Elop: From my very earliest moments of engagement with technology, I can recall a series of discrete moments of disruption that allowed me to recognize a fresh new opportunity or previously unexplored perspective on technology. The first time I was exposed to a full-screen text editor, or the first “aha” moment as I engaged with the Web, or the first time that I saw a customer apply a technology in some completely unanticipated manner to solve a business problem — these were all points in time when a new opportunity was made apparent to me. What I find impressive about the technology industry is that even after more than 20 years in this field, those fresh new moments of disruption happen at a rate that is only constrained by our ability to absorb them.
Passman: I’m continually amazed by the increasing impact that technology has in society, from how we think about our day-to-day lives to new approaches to addressing some of our most pressing social issues. Technology is enabling incredible innovation in areas from education to healthcare, which in turn is leading to a diversity of technology careers that we’ve never seen before. The growing impact of technology, and the implications that has for individuals, businesses, community organizations and public policymakers, is one of the things that attracted me to this industry. Technology is at the center of our economic and social development — and that’s an opportunity for everyone.
Empowering People Throughout Their Careers
Microsoft provides a host of resources to help anyone interested or involved in IT to develop their skills:
Students. Microsoft’s Career Forward program provides multimedia tools to explore career options. Through Partners in Learning, the company engages in public-private partnerships that stimulate positive change in education. The Microsoft IT Academy provides training and certification that increases employability. And the company’s DreamSpark program provides tools to develop and design software that solves practical challenges.
Educators. Microsoft contributes to educators’ professional growth by helping them use technology effectively in teaching (Partners in Learning), and through training and certification on Microsoft technologies (Microsoft IT Academy).
Job seekers. For those adversely impacted by the economy, new career programs such as Elevate America provide an opportunity to develop skills relevant to any market, and the Career Campaign will help people gain skills and advance in IT.
IT pros and developers.
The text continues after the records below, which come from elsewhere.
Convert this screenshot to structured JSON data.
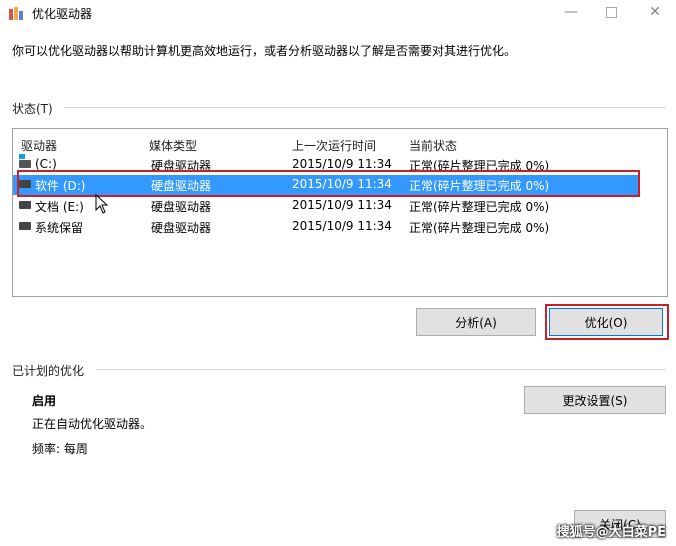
{
  "window": {
    "title": "优化驱动器"
  },
  "description": "你可以优化驱动器以帮助计算机更高效地运行，或者分析驱动器以了解是否需要对其进行优化。",
  "status_section": {
    "label": "状态(T)"
  },
  "list": {
    "columns": [
      "驱动器",
      "媒体类型",
      "上一次运行时间",
      "当前状态"
    ],
    "rows": [
      {
        "drive": "(C:)",
        "media": "硬盘驱动器",
        "last_run": "2015/10/9 11:34",
        "status": "正常(碎片整理已完成 0%)",
        "icon": "system-drive-icon"
      },
      {
        "drive": "软件 (D:)",
        "media": "硬盘驱动器",
        "last_run": "2015/10/9 11:34",
        "status": "正常(碎片整理已完成 0%)",
        "icon": "drive-icon",
        "selected": true
      },
      {
        "drive": "文档 (E:)",
        "media": "硬盘驱动器",
        "last_run": "2015/10/9 11:34",
        "status": "正常(碎片整理已完成 0%)",
        "icon": "drive-icon"
      },
      {
        "drive": "系统保留",
        "media": "硬盘驱动器",
        "last_run": "2015/10/9 11:34",
        "status": "正常(碎片整理已完成 0%)",
        "icon": "drive-icon"
      }
    ]
  },
  "buttons": {
    "analyze": "分析(A)",
    "optimize": "优化(O)",
    "change_settings": "更改设置(S)",
    "close": "关闭(C)"
  },
  "scheduled": {
    "label": "已计划的优化",
    "state": "启用",
    "detail": "正在自动优化驱动器。",
    "frequency": "频率: 每周"
  },
  "watermark": "搜狐号@大白菜PE",
  "colors": {
    "selection": "#3399ff",
    "highlight_border": "#c8202a"
  }
}
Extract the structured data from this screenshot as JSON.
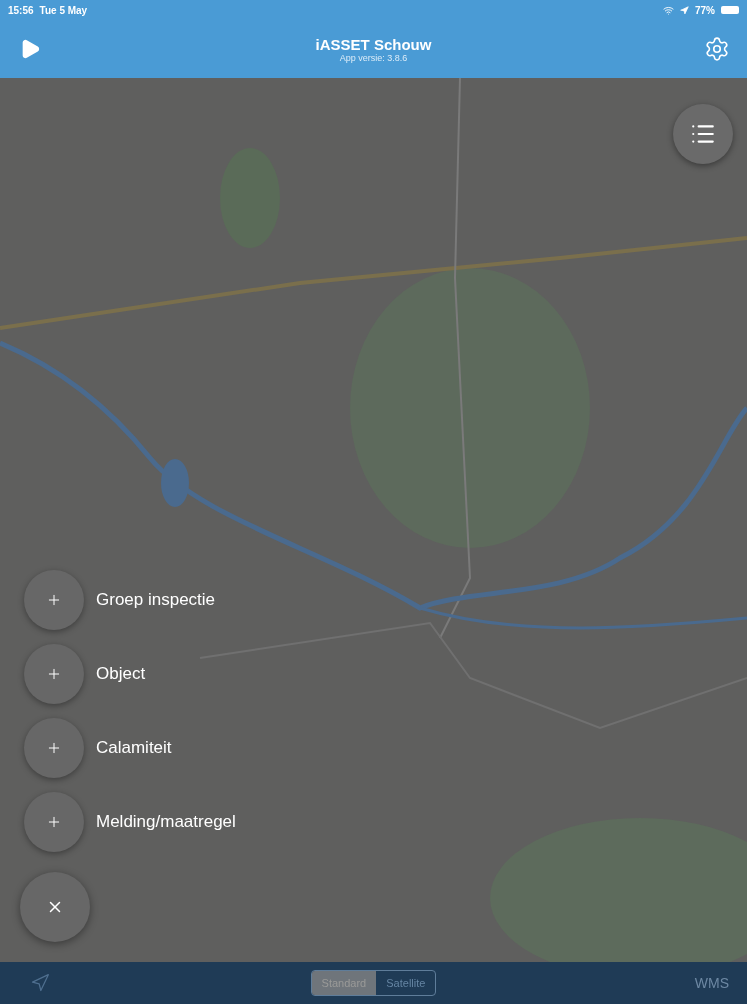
{
  "status_bar": {
    "time": "15:56",
    "date": "Tue 5 May",
    "battery": "77%"
  },
  "header": {
    "title": "iASSET Schouw",
    "subtitle": "App versie: 3.8.6"
  },
  "actions": [
    {
      "label": "Groep inspectie"
    },
    {
      "label": "Object"
    },
    {
      "label": "Calamiteit"
    },
    {
      "label": "Melding/maatregel"
    }
  ],
  "map_type": [
    {
      "label": "Standard",
      "selected": true
    },
    {
      "label": "Satellite",
      "selected": false
    }
  ],
  "wms_button": {
    "label": "WMS"
  }
}
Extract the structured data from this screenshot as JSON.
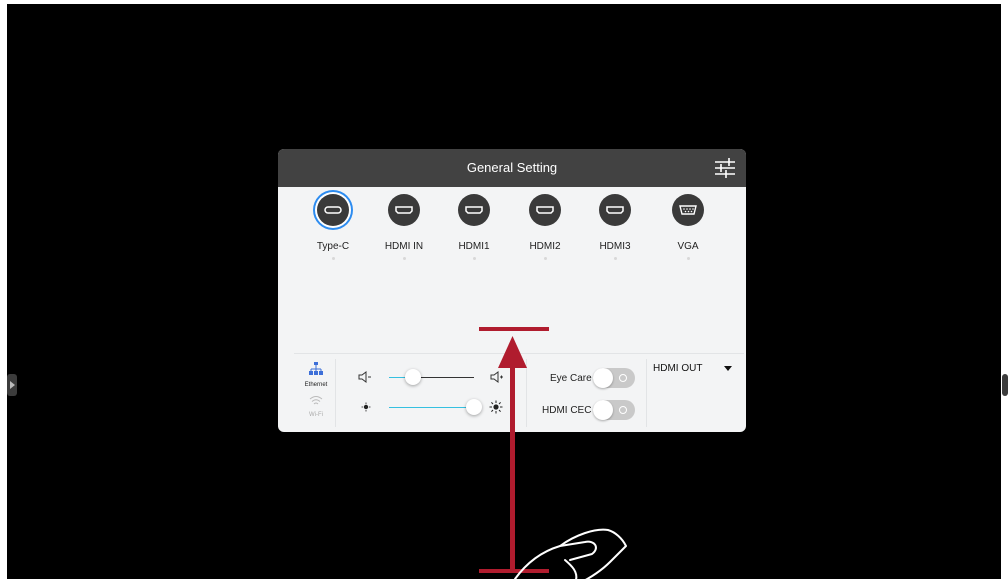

For those already in the profession, there are many programs that help keep people current and further their careers, including Thrive, Microsoft Learning initiatives and offers, and the BizSpark program.